$1.4bn “Wasted” on African anti-HIV Program

A $1.4 billion U.S. taxpayer-funded anti-AIDS campaign to teach Africans sexual responsibility has failed completely and the money has been wasted, it has emerged.

The campaign forms part of the George W. Bush-created U.S. President's Emergency Plan for AIDS Relief (PEPFAR).
According to a new report in the Scientific American, the latest waste of money “was supposed to prevent the spread of HIV—but it didn’t work.” The Scientific American report revealed that a “rigorous comparison of national data from countries that received abstinence funding” from PEPFAR with those that got none of the funding, showed no difference in the age of first sexual experience, the number of sexual partners, or teenage pregnancies—all aspects of behaviors which are linked to a higher risk of becoming infected with HIV.

PEPFAR was funded by Congress with bipartisan support solely to fight AIDS in Africa. It included billions to distribute anti-retroviral drugs, but one third of the money went to “HIV prevention programs” aimed at teaching sexual responsibility.

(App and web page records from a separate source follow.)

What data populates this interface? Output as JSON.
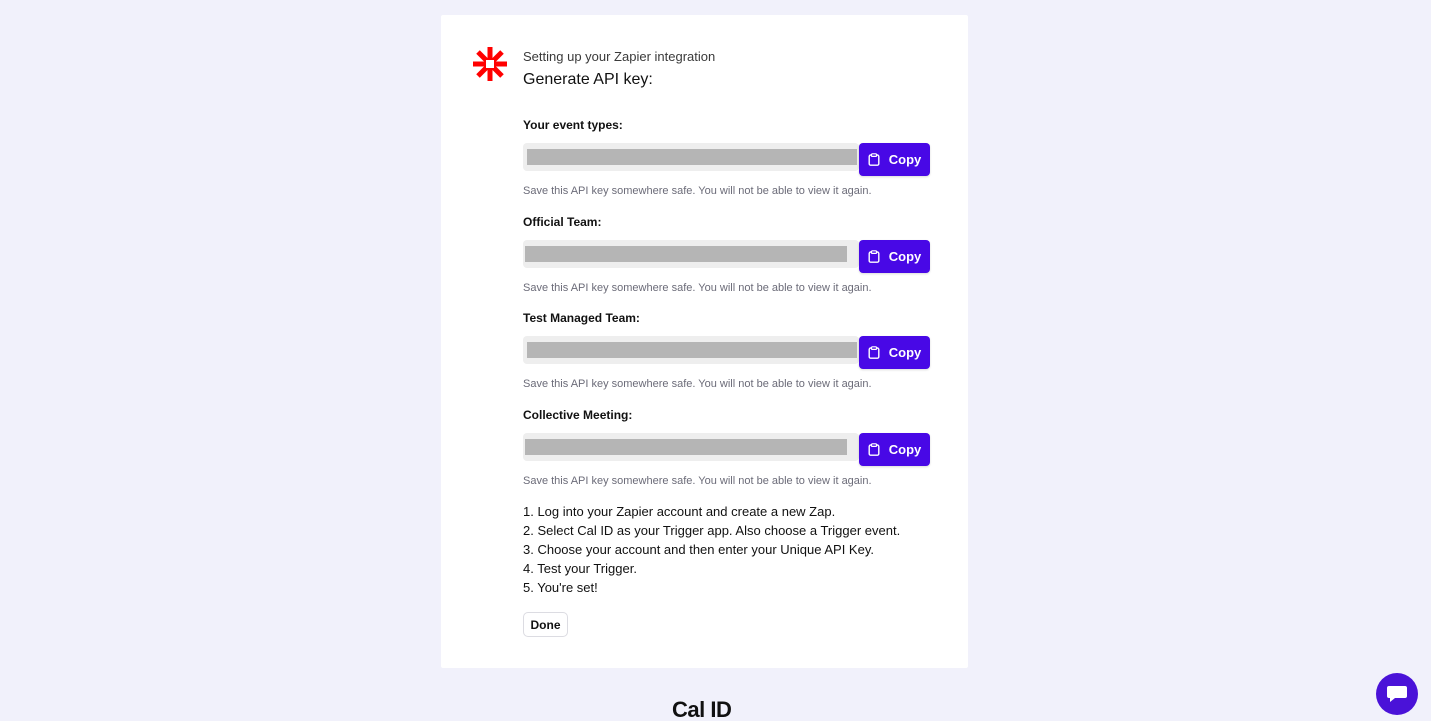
{
  "header": {
    "subtitle": "Setting up your Zapier integration",
    "title": "Generate API key:",
    "logo_icon": "zapier-asterisk-icon",
    "logo_color": "#ff0000"
  },
  "sections": [
    {
      "label": "Your event types:",
      "copy_label": "Copy",
      "hint": "Save this API key somewhere safe. You will not be able to view it again."
    },
    {
      "label": "Official Team:",
      "copy_label": "Copy",
      "hint": "Save this API key somewhere safe. You will not be able to view it again."
    },
    {
      "label": "Test Managed Team:",
      "copy_label": "Copy",
      "hint": "Save this API key somewhere safe. You will not be able to view it again."
    },
    {
      "label": "Collective Meeting:",
      "copy_label": "Copy",
      "hint": "Save this API key somewhere safe. You will not be able to view it again."
    }
  ],
  "steps": [
    "1. Log into your Zapier account and create a new Zap.",
    "2. Select Cal ID as your Trigger app. Also choose a Trigger event.",
    "3. Choose your account and then enter your Unique API Key.",
    "4. Test your Trigger.",
    "5. You're set!"
  ],
  "done_label": "Done",
  "footer": {
    "brand": "Cal ID"
  },
  "colors": {
    "accent": "#4808e6",
    "background": "#f1f1fb"
  },
  "chat": {
    "icon": "chat-bubble-icon"
  }
}
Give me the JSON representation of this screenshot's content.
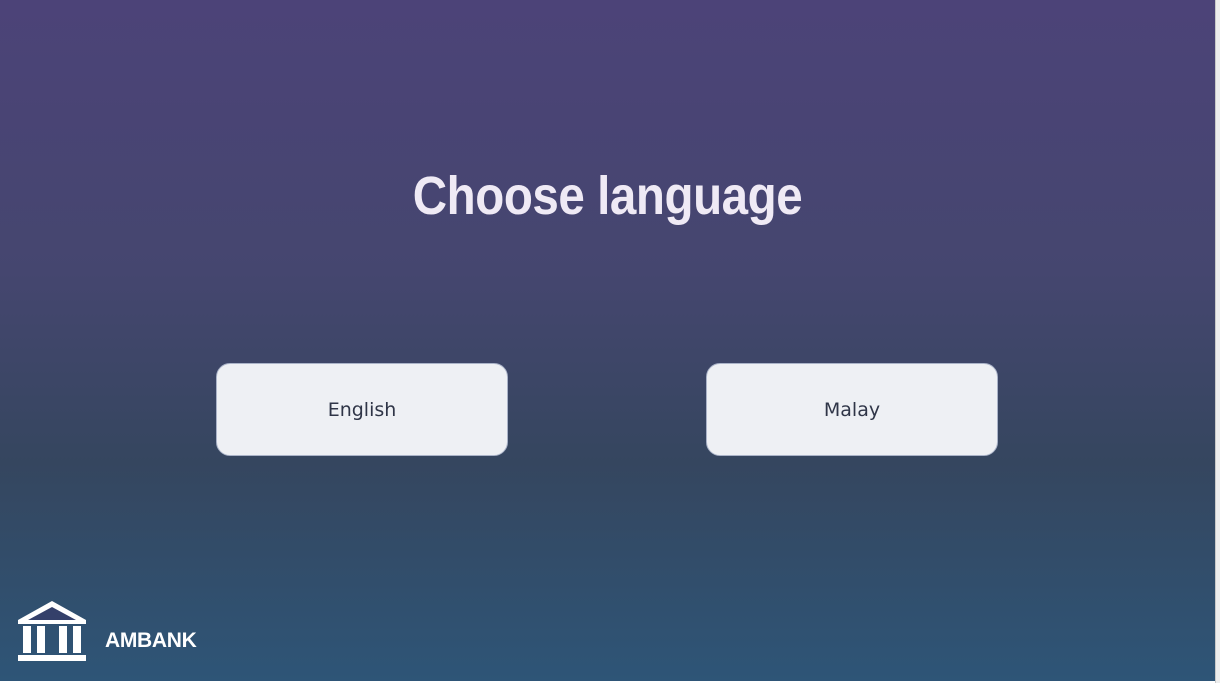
{
  "screen": {
    "title": "Choose language"
  },
  "languages": {
    "english_label": "English",
    "malay_label": "Malay"
  },
  "footer": {
    "bank_name": "AMBANK",
    "bank_icon": "bank-building-icon"
  },
  "colors": {
    "background_top": "#4c4378",
    "background_bottom": "#2e5577",
    "button_fill": "#eef0f4",
    "title_text": "#efeaf5"
  }
}
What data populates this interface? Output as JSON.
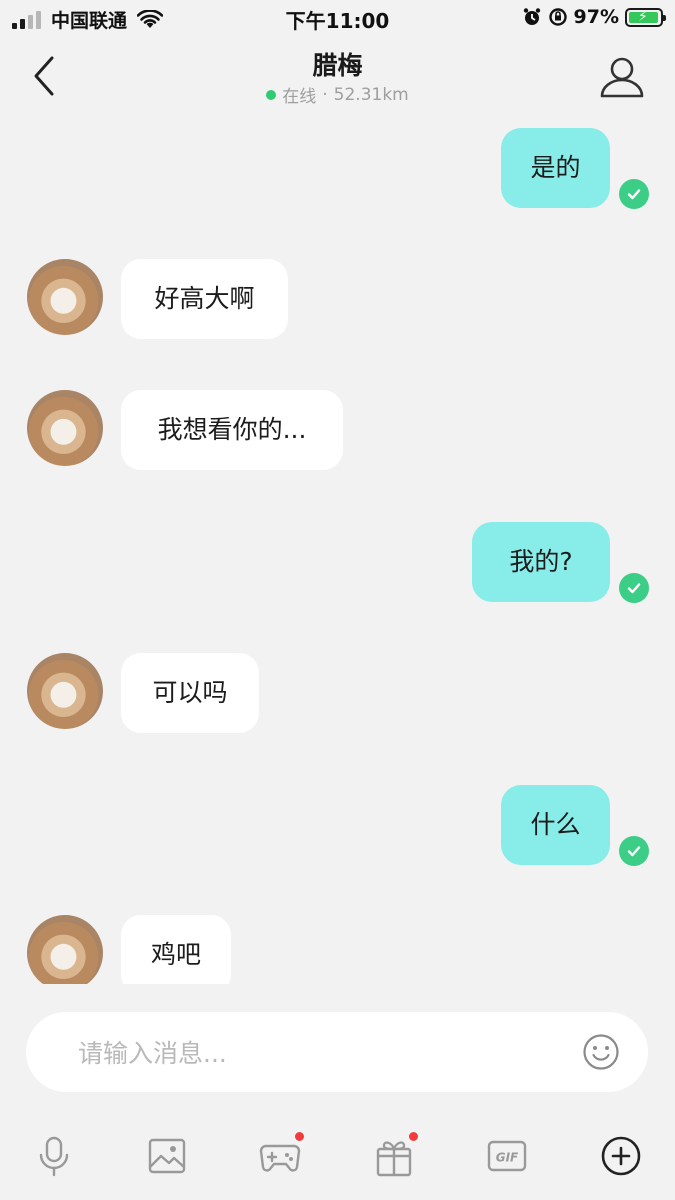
{
  "status_bar": {
    "carrier": "中国联通",
    "time": "下午11:00",
    "battery_percent": "97%",
    "battery_level": 0.97
  },
  "header": {
    "title": "腊梅",
    "status": "在线",
    "separator": "·",
    "distance": "52.31km"
  },
  "messages": [
    {
      "direction": "out",
      "text": "是的",
      "read": true
    },
    {
      "direction": "in",
      "text": "好高大啊"
    },
    {
      "direction": "in",
      "text": "我想看你的..."
    },
    {
      "direction": "out",
      "text": "我的?",
      "read": true
    },
    {
      "direction": "in",
      "text": "可以吗"
    },
    {
      "direction": "out",
      "text": "什么",
      "read": true
    },
    {
      "direction": "in",
      "text": "鸡吧"
    }
  ],
  "input": {
    "placeholder": "请输入消息..."
  },
  "toolbar": {
    "items": [
      {
        "icon": "microphone-icon"
      },
      {
        "icon": "image-icon"
      },
      {
        "icon": "game-icon",
        "badge": true
      },
      {
        "icon": "gift-icon",
        "badge": true
      },
      {
        "icon": "gif-icon",
        "label": "GIF"
      },
      {
        "icon": "plus-circle-icon"
      }
    ]
  },
  "colors": {
    "background": "#f3f2f3",
    "outgoing_bubble": "#88ece8",
    "incoming_bubble": "#ffffff",
    "read_check": "#3ccd86",
    "online": "#2ecc71",
    "badge": "#f23c3c"
  }
}
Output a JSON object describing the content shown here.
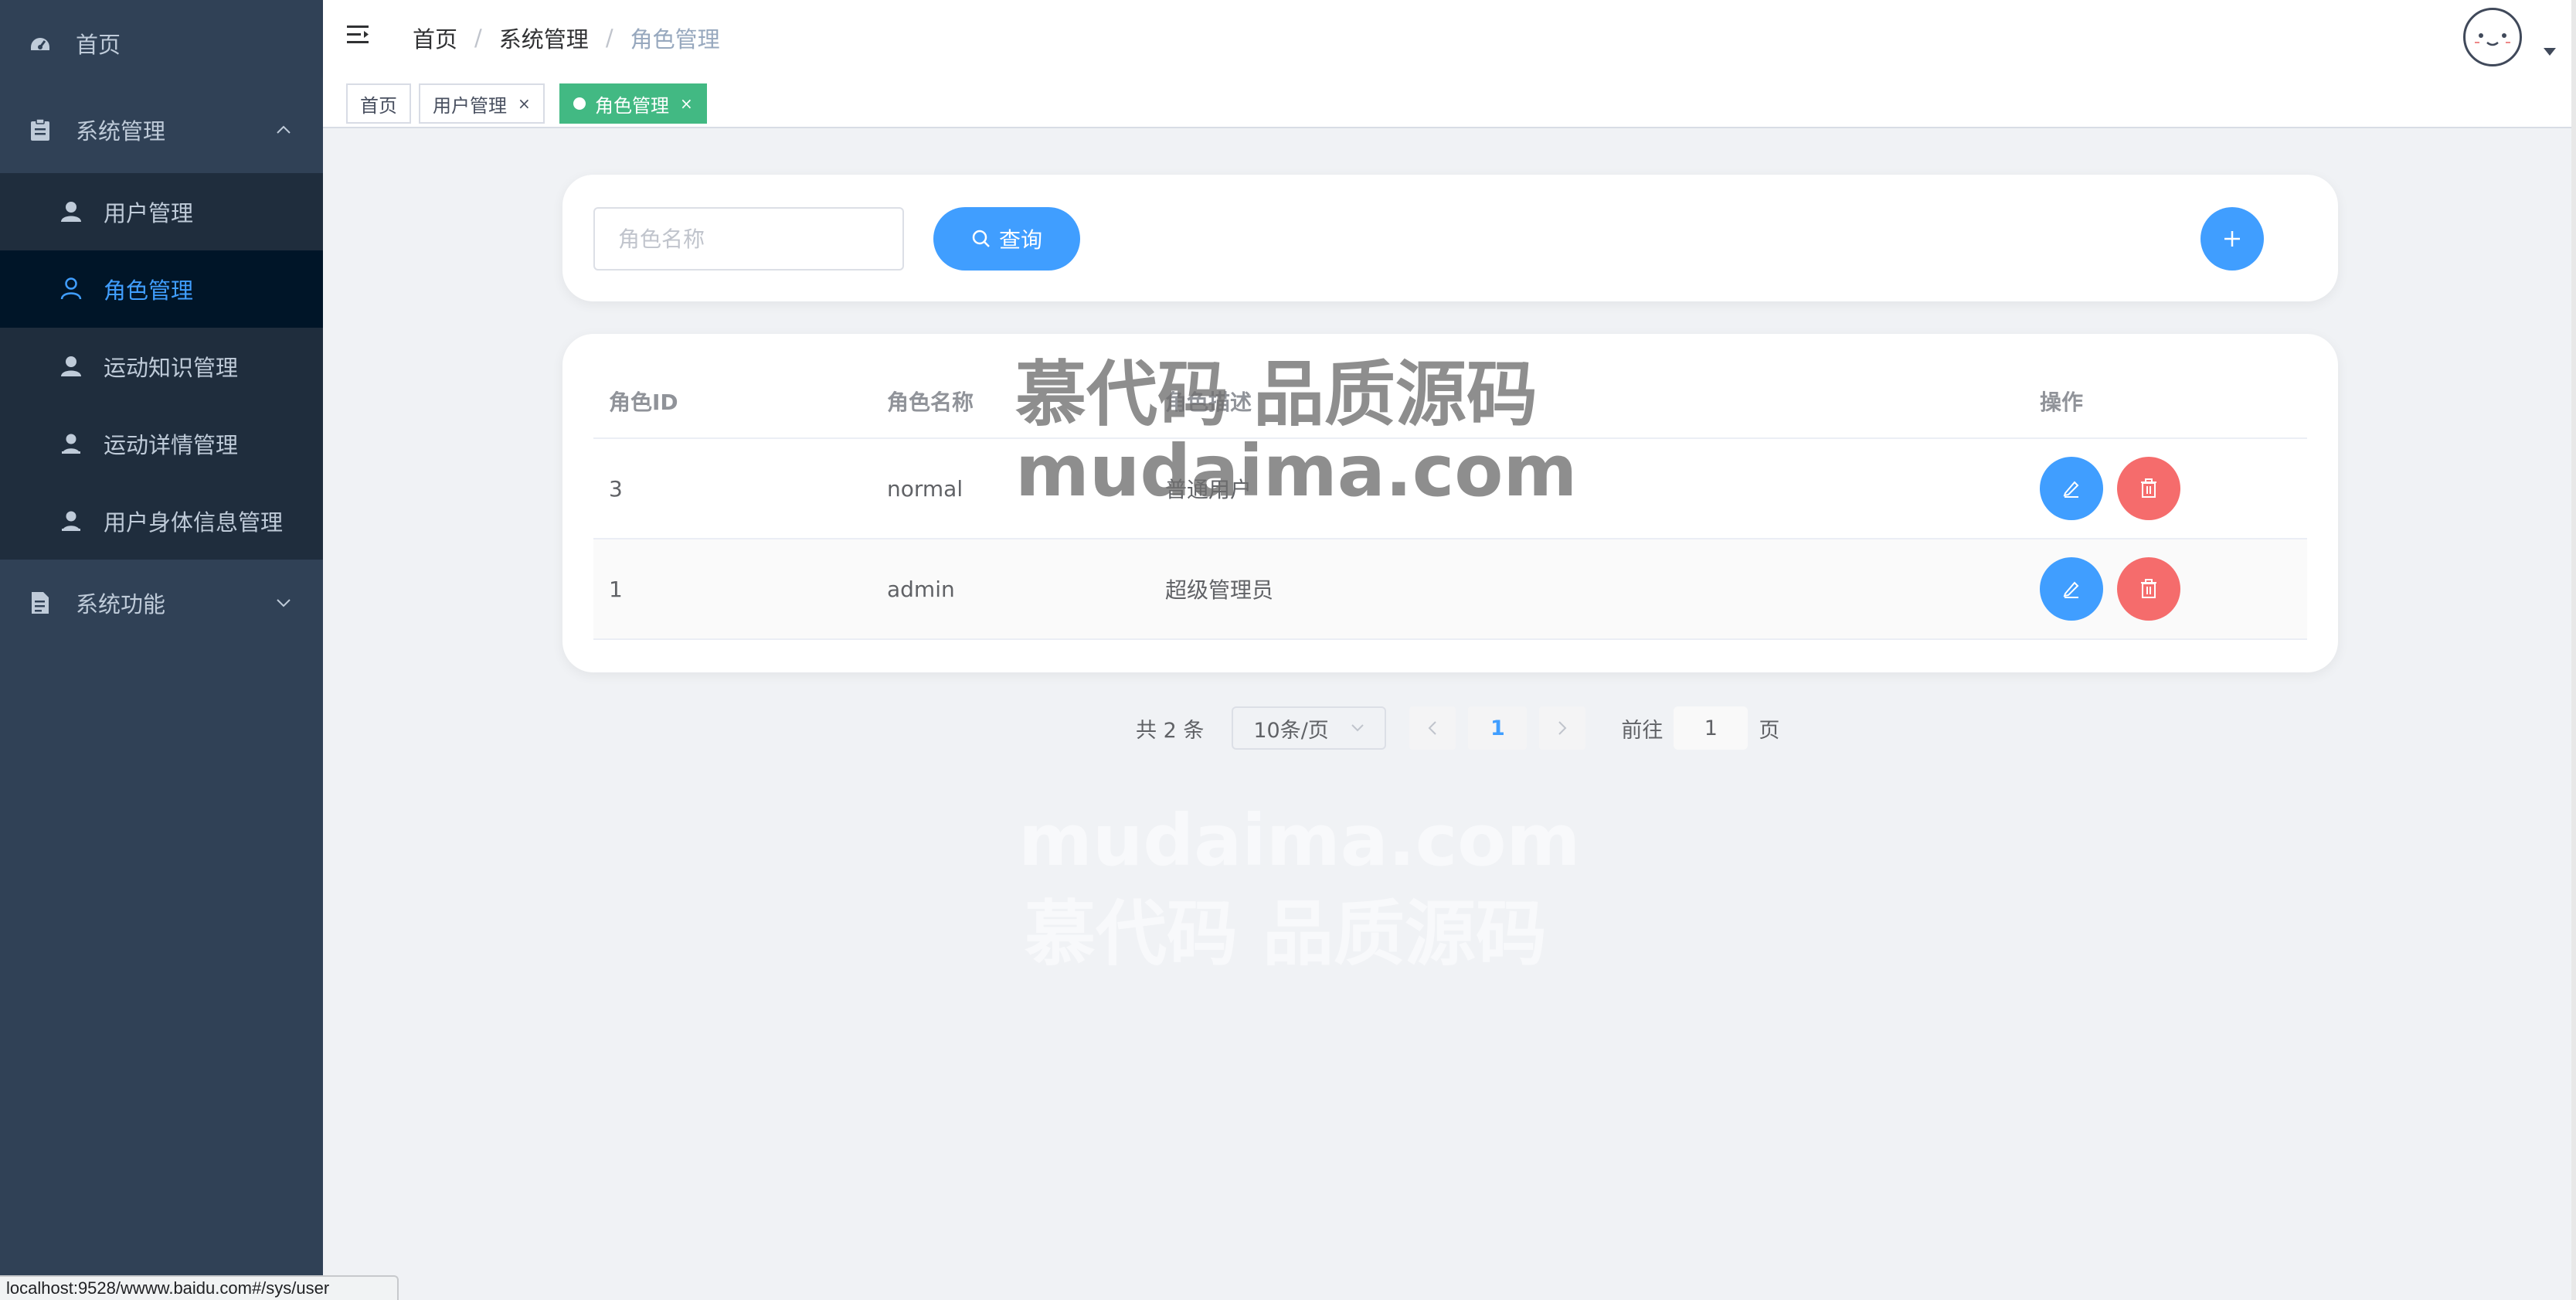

This included sex education classes in schools and public health announcements on billboards and the radio.

According to the PEPFAR website, the organization operates in the following African states: Angola, Botswana, Burundi, Cameroon, Côte d'Ivoire, Democratic Republic of the Congo, Ethiopia, Ghana, Haiti, Kenya, Lesotho, Malawi, Namibia, Nigeria, Rwanda, South Africa, South Sudan, Swaziland, Zambia, and Zimbabwe.


In 2013, an estimated 24.7 million Africans were living with HIV, accounting for 71 percent of the global total. In the same year, there were an estimated 1.5 million new HIV infections and 1.1 million AIDS-related deaths.

Southern Africa is the worst affected region and is widely regarded as the epicenter of the global HIV epidemic. Swaziland has the highest HIV prevalence of any country worldwide (27.4 percent) while South Africa has the largest epidemic of any country—5.9 million people are living with HIV.

In Africa, AIDS is primarily a heterosexual disease, in contrast to the West where it is primarily a homosexual disease. The reason for this is because HIV is, like any sexually transmitted disease (STD), the product of sexual promiscuity, rather than any particular sex act.

In other words, the higher the degree of sexual promiscuity—that is, the higher the number of different sex partners—the greater the chance of catching an STD, including AIDS.

HIV thus disproportionately affects those groups who are most sexually promiscuous—or sexually irresponsible—homosexuals and Africans.